- **PROBLEM DETAILS**
Check every line below for the word "要素转点" and copy the ones that have it.

- Opening Delimiter -

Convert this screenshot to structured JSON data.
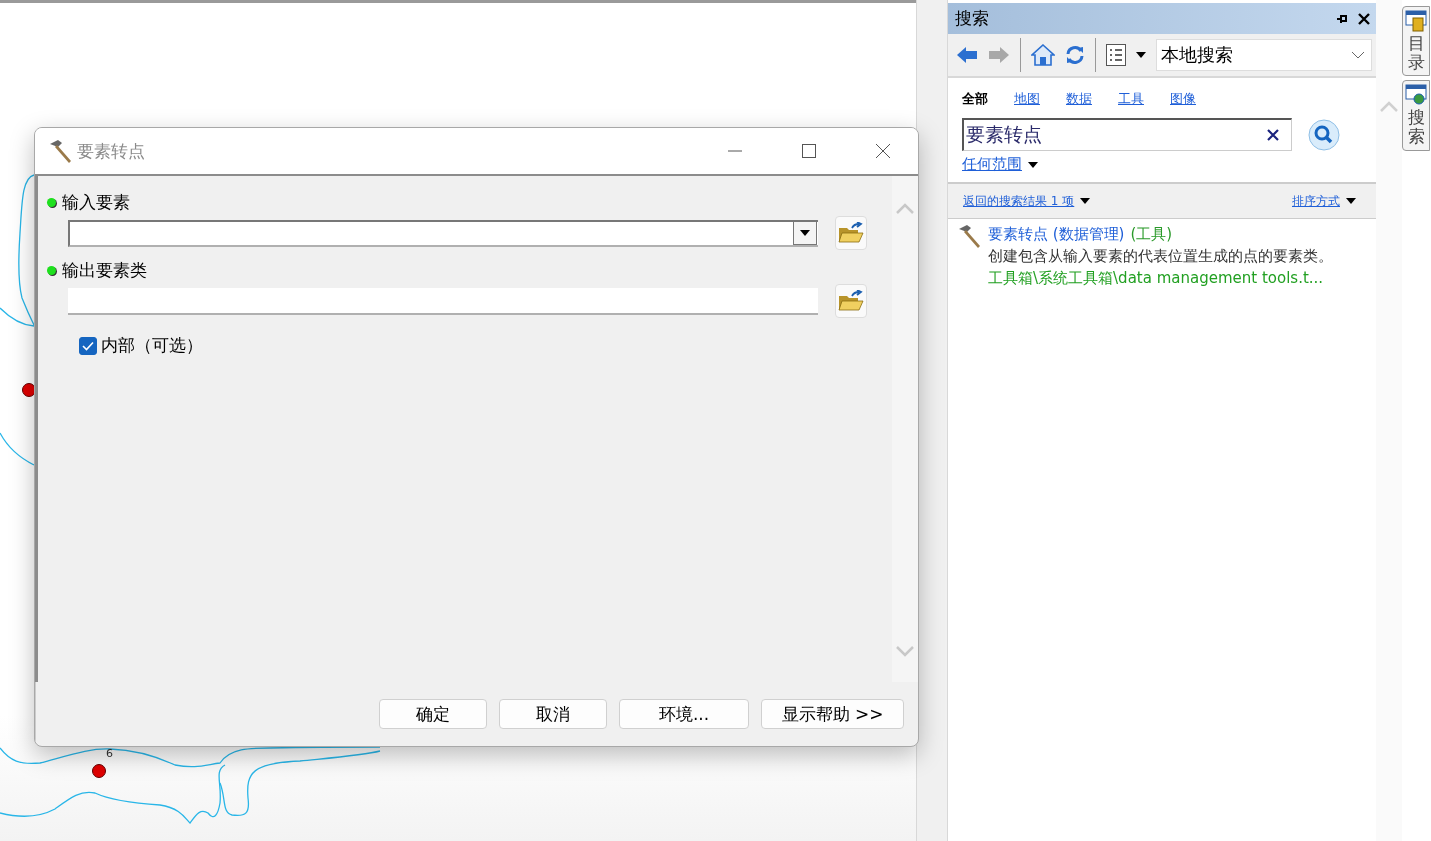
{
  "map": {
    "point_labels": [
      "6"
    ]
  },
  "dialog": {
    "title": "要素转点",
    "fields": [
      {
        "label": "输入要素",
        "kind": "dropdown"
      },
      {
        "label": "输出要素类",
        "kind": "text"
      }
    ],
    "checkbox": {
      "label": "内部（可选）",
      "checked": true
    },
    "buttons": [
      "确定",
      "取消",
      "环境...",
      "显示帮助 >>"
    ]
  },
  "search_panel": {
    "title": "搜索",
    "scope_select": {
      "value": "本地搜索"
    },
    "categories": [
      {
        "label": "全部",
        "selected": true
      },
      {
        "label": "地图",
        "selected": false
      },
      {
        "label": "数据",
        "selected": false
      },
      {
        "label": "工具",
        "selected": false
      },
      {
        "label": "图像",
        "selected": false
      }
    ],
    "search_field": {
      "value": "要素转点"
    },
    "range": "任何范围",
    "results_summary": "返回的搜索结果 1 项",
    "sort": "排序方式",
    "results": [
      {
        "title": "要素转点 (数据管理)",
        "type": "(工具)",
        "description": "创建包含从输入要素的代表位置生成的点的要素类。",
        "path": "工具箱\\系统工具箱\\data management tools.t..."
      }
    ]
  },
  "side_tabs": [
    {
      "label": "目录",
      "kind": "catalog"
    },
    {
      "label": "搜索",
      "kind": "search"
    }
  ]
}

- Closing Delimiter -

- **FINISHED TASK**
    "title": "要素转点",
      "value": "要素转点"
        "title": "要素转点 (数据管理)",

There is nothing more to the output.